→ The task
Repeat the records below in their entirety, exactly.

'''

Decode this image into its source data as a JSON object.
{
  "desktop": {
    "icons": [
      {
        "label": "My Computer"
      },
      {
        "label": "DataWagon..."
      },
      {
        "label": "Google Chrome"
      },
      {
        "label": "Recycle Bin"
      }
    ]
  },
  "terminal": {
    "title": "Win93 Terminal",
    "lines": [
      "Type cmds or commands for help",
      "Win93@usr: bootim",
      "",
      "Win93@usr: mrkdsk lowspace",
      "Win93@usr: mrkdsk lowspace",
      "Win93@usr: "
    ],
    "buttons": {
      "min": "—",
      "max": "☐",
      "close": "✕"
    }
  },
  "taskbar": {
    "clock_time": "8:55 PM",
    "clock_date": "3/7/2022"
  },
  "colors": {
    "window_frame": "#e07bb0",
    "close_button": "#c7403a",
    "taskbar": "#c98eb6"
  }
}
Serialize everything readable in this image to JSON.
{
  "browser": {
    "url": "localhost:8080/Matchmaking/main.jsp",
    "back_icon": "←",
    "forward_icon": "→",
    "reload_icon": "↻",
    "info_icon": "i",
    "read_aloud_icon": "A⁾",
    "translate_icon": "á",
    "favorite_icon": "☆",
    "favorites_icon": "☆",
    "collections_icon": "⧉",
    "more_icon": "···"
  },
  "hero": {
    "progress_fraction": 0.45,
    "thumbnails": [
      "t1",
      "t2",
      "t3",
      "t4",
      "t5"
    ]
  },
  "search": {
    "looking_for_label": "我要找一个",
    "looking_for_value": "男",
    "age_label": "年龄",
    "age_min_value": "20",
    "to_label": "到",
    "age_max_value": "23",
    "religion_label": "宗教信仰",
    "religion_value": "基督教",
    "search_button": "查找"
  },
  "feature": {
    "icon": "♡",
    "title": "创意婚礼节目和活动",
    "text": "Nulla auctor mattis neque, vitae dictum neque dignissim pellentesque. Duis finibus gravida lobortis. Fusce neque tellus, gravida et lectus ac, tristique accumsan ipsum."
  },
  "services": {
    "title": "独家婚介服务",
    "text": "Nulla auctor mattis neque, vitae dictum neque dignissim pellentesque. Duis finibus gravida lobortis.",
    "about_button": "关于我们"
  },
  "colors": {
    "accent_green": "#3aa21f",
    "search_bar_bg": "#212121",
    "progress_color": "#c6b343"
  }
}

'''

→ Problem solution
Decode this image into its source data as a JSON object.
{
  "desktop": {
    "icons": [
      {
        "label": "My Computer"
      },
      {
        "label": "DataWagon..."
      },
      {
        "label": "Google Chrome"
      },
      {
        "label": "Recycle Bin"
      }
    ]
  },
  "terminal": {
    "title": "Win93 Terminal",
    "lines": [
      "Type cmds or commands for help",
      "Win93@usr: bootim",
      "",
      "Win93@usr: mrkdsk lowspace",
      "Win93@usr: mrkdsk lowspace",
      "Win93@usr: "
    ],
    "buttons": {
      "min": "—",
      "max": "☐",
      "close": "✕"
    }
  },
  "taskbar": {
    "clock_time": "8:55 PM",
    "clock_date": "3/7/2022"
  },
  "colors": {
    "window_frame": "#e07bb0",
    "close_button": "#c7403a",
    "taskbar": "#c98eb6"
  }
}
Serialize everything readable in this image to JSON.
{
  "browser": {
    "url": "localhost:8080/Matchmaking/main.jsp",
    "back_icon": "←",
    "forward_icon": "→",
    "reload_icon": "↻",
    "info_icon": "i",
    "read_aloud_icon": "A⁾",
    "translate_icon": "á",
    "favorite_icon": "☆",
    "favorites_icon": "☆",
    "collections_icon": "⧉",
    "more_icon": "···"
  },
  "hero": {
    "progress_fraction": 0.45,
    "thumbnails": [
      "t1",
      "t2",
      "t3",
      "t4",
      "t5"
    ]
  },
  "search": {
    "looking_for_label": "我要找一个",
    "looking_for_value": "男",
    "age_label": "年龄",
    "age_min_value": "20",
    "to_label": "到",
    "age_max_value": "23",
    "religion_label": "宗教信仰",
    "religion_value": "基督教",
    "search_button": "查找"
  },
  "feature": {
    "icon": "♡",
    "title": "创意婚礼节目和活动",
    "text": "Nulla auctor mattis neque, vitae dictum neque dignissim pellentesque. Duis finibus gravida lobortis. Fusce neque tellus, gravida et lectus ac, tristique accumsan ipsum."
  },
  "services": {
    "title": "独家婚介服务",
    "text": "Nulla auctor mattis neque, vitae dictum neque dignissim pellentesque. Duis finibus gravida lobortis.",
    "about_button": "关于我们"
  },
  "colors": {
    "accent_green": "#3aa21f",
    "search_bar_bg": "#212121",
    "progress_color": "#c6b343"
  }
}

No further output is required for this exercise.